DATA EXTRACT:
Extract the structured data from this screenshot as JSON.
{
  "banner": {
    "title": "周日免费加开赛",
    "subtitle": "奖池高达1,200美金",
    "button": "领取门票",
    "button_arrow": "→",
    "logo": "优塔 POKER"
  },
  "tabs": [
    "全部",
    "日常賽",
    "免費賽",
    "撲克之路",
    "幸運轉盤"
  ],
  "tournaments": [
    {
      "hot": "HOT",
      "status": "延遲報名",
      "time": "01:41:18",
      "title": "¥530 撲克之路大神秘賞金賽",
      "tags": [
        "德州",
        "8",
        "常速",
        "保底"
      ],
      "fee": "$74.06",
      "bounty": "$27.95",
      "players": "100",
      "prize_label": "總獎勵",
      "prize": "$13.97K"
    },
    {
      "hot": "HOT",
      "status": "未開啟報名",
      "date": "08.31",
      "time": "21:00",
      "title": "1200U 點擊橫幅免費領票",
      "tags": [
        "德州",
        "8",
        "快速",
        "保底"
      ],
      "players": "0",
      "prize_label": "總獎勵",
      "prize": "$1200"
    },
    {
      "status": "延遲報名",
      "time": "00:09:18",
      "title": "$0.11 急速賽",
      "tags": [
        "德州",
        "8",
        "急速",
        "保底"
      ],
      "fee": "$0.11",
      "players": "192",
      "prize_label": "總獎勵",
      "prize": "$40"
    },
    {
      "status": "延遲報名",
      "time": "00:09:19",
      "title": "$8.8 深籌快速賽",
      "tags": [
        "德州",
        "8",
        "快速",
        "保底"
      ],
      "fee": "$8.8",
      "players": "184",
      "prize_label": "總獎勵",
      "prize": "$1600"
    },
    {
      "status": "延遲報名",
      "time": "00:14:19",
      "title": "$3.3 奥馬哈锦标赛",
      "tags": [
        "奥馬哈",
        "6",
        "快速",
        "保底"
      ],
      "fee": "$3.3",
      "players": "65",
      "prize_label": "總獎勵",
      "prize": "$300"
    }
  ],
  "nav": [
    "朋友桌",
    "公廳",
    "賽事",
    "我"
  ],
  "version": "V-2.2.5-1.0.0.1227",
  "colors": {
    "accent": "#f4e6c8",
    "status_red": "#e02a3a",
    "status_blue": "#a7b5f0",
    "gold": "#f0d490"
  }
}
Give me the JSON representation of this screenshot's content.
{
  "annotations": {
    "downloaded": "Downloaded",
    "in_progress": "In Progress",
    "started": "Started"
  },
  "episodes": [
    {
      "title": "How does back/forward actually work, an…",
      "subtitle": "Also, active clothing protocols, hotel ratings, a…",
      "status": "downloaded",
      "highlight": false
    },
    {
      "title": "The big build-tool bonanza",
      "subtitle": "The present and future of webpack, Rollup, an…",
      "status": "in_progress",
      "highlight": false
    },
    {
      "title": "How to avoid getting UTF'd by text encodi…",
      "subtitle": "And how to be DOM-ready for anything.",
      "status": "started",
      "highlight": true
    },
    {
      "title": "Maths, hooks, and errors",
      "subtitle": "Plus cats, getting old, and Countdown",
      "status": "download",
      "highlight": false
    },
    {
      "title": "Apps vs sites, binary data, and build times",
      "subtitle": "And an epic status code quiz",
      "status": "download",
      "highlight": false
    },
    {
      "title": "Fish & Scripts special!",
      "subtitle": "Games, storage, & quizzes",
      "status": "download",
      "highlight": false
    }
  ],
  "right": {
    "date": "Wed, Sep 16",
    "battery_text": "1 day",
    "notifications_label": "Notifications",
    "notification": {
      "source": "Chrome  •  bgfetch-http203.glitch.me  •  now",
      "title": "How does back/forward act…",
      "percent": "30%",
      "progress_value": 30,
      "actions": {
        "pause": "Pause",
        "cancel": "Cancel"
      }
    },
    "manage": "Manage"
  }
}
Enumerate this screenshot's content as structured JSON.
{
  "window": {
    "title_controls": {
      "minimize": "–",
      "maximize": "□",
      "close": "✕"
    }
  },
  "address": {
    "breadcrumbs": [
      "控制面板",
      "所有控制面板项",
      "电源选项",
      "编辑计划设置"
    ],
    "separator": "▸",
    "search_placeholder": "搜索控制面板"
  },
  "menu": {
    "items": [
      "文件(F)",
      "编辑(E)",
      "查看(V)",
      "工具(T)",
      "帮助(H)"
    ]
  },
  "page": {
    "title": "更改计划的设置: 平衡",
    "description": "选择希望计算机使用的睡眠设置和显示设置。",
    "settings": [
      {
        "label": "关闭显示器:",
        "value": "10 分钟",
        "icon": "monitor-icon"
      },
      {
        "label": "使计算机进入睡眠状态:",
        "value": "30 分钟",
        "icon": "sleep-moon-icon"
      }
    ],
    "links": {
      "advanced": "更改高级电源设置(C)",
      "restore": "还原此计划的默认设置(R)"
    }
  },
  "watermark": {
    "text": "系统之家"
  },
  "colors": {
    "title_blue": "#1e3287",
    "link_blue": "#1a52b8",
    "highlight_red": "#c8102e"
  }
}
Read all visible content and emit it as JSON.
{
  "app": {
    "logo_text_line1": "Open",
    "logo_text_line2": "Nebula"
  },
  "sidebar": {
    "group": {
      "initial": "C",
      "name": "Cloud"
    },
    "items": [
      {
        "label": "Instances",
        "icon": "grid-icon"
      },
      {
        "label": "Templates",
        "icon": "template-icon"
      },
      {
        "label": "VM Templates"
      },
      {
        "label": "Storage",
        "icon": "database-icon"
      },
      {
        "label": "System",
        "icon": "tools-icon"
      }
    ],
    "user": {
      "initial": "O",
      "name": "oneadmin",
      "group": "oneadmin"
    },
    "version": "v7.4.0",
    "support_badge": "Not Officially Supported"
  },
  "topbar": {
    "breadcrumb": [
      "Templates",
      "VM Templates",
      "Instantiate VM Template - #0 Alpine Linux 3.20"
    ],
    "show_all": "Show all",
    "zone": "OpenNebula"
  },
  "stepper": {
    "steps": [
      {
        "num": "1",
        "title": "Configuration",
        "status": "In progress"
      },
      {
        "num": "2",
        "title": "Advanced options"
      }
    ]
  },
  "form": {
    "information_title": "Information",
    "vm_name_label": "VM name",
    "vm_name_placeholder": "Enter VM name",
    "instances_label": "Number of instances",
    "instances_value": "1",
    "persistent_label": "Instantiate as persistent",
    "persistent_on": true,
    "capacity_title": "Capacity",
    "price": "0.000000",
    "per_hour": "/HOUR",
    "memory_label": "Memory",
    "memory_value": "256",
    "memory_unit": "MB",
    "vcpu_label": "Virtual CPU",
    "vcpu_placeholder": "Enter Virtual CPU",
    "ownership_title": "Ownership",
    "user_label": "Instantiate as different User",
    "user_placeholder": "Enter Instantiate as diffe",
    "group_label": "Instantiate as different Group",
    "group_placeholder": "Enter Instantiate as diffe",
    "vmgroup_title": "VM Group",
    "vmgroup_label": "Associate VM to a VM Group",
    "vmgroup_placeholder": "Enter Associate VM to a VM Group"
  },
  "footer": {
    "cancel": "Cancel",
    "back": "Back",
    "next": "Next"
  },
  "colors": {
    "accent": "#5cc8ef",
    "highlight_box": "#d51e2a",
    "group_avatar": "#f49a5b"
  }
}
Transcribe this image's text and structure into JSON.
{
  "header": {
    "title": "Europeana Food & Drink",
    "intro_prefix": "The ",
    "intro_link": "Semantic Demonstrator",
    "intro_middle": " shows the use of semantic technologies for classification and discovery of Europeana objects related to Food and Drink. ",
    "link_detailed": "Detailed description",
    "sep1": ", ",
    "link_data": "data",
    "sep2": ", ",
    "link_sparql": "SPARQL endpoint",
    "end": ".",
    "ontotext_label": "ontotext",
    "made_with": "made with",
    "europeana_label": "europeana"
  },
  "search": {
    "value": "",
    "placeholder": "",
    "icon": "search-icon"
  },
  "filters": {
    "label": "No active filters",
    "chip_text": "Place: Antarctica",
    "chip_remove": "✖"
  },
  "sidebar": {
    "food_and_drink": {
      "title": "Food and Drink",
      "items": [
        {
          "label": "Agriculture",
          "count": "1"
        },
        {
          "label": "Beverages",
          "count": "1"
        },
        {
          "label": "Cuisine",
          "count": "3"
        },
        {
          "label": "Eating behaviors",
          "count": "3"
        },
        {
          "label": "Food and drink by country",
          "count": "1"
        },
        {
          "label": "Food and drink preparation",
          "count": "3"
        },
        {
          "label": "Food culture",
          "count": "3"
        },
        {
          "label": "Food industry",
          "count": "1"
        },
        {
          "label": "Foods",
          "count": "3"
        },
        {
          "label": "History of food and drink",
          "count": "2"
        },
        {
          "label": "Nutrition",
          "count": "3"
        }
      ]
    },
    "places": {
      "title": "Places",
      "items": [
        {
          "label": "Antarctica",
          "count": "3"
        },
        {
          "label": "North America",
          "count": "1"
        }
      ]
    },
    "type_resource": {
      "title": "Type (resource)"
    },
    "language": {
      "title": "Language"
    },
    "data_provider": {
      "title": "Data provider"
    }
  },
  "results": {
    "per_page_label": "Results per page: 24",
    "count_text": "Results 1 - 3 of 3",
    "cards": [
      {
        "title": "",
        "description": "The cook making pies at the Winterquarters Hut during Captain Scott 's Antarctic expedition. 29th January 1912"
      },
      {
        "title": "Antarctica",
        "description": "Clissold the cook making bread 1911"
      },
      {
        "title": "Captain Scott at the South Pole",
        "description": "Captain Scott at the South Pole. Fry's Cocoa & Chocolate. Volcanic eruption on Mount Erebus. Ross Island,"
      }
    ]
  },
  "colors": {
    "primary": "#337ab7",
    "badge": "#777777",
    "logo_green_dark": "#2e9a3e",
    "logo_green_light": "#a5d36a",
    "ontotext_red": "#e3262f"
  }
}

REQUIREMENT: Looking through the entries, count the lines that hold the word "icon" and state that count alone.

SOLUTION TO THIS TASK: 7